You work in Jakarta, and not by choice: that’s where you are assigned. Then you have a couple of guests coming to visit you – from France perhaps, or Japan, or Canada. Now immediately the problem of what to do with them raises its ominous head. What is there for visitors to see and do in Jakarta?
Answer: not much. It’s a business city, the seat of Government. The old buildings in Kota along Jalan Lada (‘Pepper Street’) might be interesting for a Dutch student of history but getting there through Jakarta traffic will kill the spirit.
So where to take them? Answer: only two places are truly worth the effort for visitors.
First is Sunda Kelapa. The sight of scores of classically-designed wooden ships awaiting departure for the Celebes is a photographer’s delight, and rich in history. Anyone who appreciates the romance of the seas and boating sport will be thrilled with the sights. If you are lucky you might even strike up a conversation with a sailor headed out over the Java Sea.This is where the Hindu kingdoms traded with Dutch marine adventurers some five hundred years ago.

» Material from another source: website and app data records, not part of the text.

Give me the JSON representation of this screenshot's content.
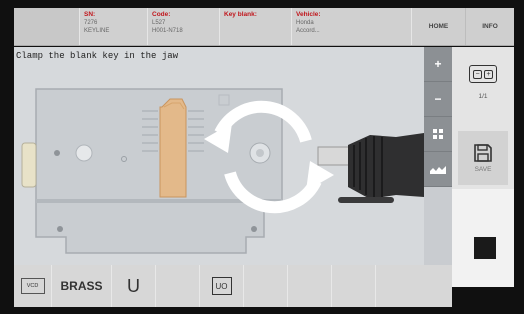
{
  "header": {
    "sn_label": "SN:",
    "sn_value": "7276",
    "sn_value2": "KEYLINE",
    "code_label": "Code:",
    "code_value": "L527",
    "code_value2": "H001-N718",
    "key_blank_label": "Key blank:",
    "vehicle_label": "Vehicle:",
    "vehicle_value": "Honda",
    "vehicle_value2": "Accord...",
    "home_label": "HOME",
    "info_label": "INFO"
  },
  "main": {
    "instruction": "Clamp the blank key in the jaw"
  },
  "toolbar": {
    "zoom_in": "+",
    "zoom_out": "−",
    "grid": "::",
    "grid_icon": "grid-icon",
    "cut_icon": "cut-profile-icon"
  },
  "side": {
    "page_indicator": "1/1",
    "save_label": "SAVE",
    "zoom_icon": "fit-zoom-icon",
    "save_icon": "floppy-disk-icon",
    "stop_icon": "stop-icon"
  },
  "bottom": {
    "logo_text": "VCD",
    "material": "BRASS",
    "profile": "U",
    "profile_code": "UO"
  },
  "colors": {
    "header_label": "#c0151b",
    "key_blank": "#e3b98a",
    "toolbar": "#8c9094"
  }
}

The other – and even Indonesians do not really appreciate it – is Ragunan Zoo, the finest animal park in Asia. (That’s not saying much as the zoos in Bangkok, Tokyo and Manila are pretty horrible, and Singapore is just too pretty and expensive).
Now why should I go to the trouble of extolling the beauties of Ragunan when Wikipedia does it so much better: ‘Ragunan Zoo is a 140-hectare (350-acre) zoo located in Pasar Minggu, South Jakarta, Indonesia. It is home to over 270 species of animals, 171 species of flora, and employs over 450 people. Many of the animals are endangered and threatened from all parts of Indonesia and the rest of the world. There are a total of 3,122 animal specimens including birds. Laid out in a lush tropical setting, such indigenous animals as the Komodo dragon, orangutan, tapir, anoa, sumatran tiger, banteng wild ox and various brightly colored birds are given ample room. The zoo is located in South Jakarta and is easily accessible through the Jakarta Outer Ring Road and TransJakarta Corridor 6 bus (grey color).’
It’s great to walk through as a forest of tall trees shelters you from the beaming sun. Lots of small warung have nice snacks or full meals and are friendly and chatty as well. Jakartans take Ragunan for granted, and think it’s low class; visitors from abroad are delighted with it.
ADVISORY: Just do not attempt a visit on a Sunday or national / religious holiday. Ragunan is one of the few cheap places for Indonesians to take their families and it is jam-packed with a tsunami of thousands of locals. Go on a weekday and it’s pleasant and quiet.